An open letter to President Gen. Pervez Musharraf By Catholic Bishops Conference.
03 Dec 2004
Your Excellency Mr. President / Prime Minister,
First, I would like to convey my appreciation on behalf of the Pakistan Catholic Bishops Conference for government's position about making Pakistan a liberal and welfare state based on the principles of social justice and peaceful co
existence. I have a strong hope that with this vision Pakistan shall move to the direction which the founders of Pakistan had dreamt of and the initiative is bound to have a positive effect on Pakistan's image outside as well as improving situation at home.
However given the mighty challenges I feel obliged as a citizen of Pakistan and as a community leader to draw your attention to some very crucial issues
concerning human rights:
a) The abolition of separate electorate for general elections was welcomed by the people. Using the same principle of parity among citizens, the religious apartheid of separate electorate should be removed from local bodies system also without any delay.
b) Through a piece of legislation the parliament brought the honour killing in the ambit of the offense of murder apparently to address the menace of Karo - Kari. In the meantime, the offences of affecting human \body including murder remains a compromisable between the parties according to the Pakistan Penal Code (Sections 302 to 324 and section 334 to 337-K, 337-M to 338-C). The compoundablity character added to the penal justice system in 1990 renders the new legislation technically impractical.
It is pity that in recent abovementioned legislation in October 2004 the parliament and the Ministry of law did not consider the recommendations of the Commission on Status of Women (1997) and National Commission on Status of Women (2003) about repeal of; Hadood Ordinances, Qisas and Diyat Ordinance and the changes made in the Law of Evidence in 1984.
I feel sad when I imagine the amount of energy and time that must have been
invested in monitoring the situation, research and preparation of
recommendations by the Commissions under the leadership of senior members of
Judiciary. Therefore their work should not go in vain.
These laws manifestly reduce the status of women as a legal entity and thus are directly responsible for enhanced violence against women in domestic and social life.
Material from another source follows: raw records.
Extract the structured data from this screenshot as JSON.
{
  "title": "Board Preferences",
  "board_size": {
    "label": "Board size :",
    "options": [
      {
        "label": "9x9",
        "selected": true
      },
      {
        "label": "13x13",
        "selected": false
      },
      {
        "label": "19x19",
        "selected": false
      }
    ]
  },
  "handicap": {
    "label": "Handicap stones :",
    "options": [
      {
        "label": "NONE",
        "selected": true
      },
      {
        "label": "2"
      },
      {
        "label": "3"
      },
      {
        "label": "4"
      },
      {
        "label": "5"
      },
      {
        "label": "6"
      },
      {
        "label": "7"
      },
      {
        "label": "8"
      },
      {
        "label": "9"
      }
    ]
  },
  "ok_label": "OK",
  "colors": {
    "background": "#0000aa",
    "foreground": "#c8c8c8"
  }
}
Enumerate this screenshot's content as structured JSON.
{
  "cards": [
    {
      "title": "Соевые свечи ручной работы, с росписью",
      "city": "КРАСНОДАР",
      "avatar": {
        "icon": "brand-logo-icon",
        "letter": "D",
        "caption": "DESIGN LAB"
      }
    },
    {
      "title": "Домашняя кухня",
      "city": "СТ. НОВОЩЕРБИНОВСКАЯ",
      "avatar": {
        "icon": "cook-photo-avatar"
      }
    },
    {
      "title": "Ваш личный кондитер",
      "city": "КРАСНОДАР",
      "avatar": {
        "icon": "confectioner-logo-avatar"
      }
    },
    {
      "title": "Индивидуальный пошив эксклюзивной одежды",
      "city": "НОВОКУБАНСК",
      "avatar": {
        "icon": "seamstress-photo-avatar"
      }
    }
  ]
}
The stringency of laws has created enormous difficulties for religious minorities as well. Therefore, I strongly request a kind consideration about
repeal of these laws.
c) I just briefly reiterate our demand for repeal of blasphemy laws. There is an ample proof of their ill effects on society and I can assure you that a large number of citizens shall support removing blasphemy laws from the statute book.
d) The informed circle appreciated very much that the government when created a fund for Rehabilitation of Bonded Labour in the country in 2000. However no activity has been reported since regarding the implementation of this idea. Although there are other dimensions to this issue yet we would appreciate that the concerned Ministry should present some concrete plan and action for elimination of bonded labor in our beloved country.
Mr. President, the National Commission for Justice and Peace of the Catholic Church, in conjunction with the civil society organizations has struggled in
past 19 years for repeal of laws that grossly violate the rights of deprived
sections, especially women and religious minorities. We hope that your
government shall make the year 2005 the year of change and repeal of these
Assuring you of our active cooperation and payers in this important step in
nation building task,
Bishop Lawrence John Saldanha
President of Pakistan Catholic Bishops' Conference
Archbishop of Lahore, Chairperson National Commission for Justice and Peace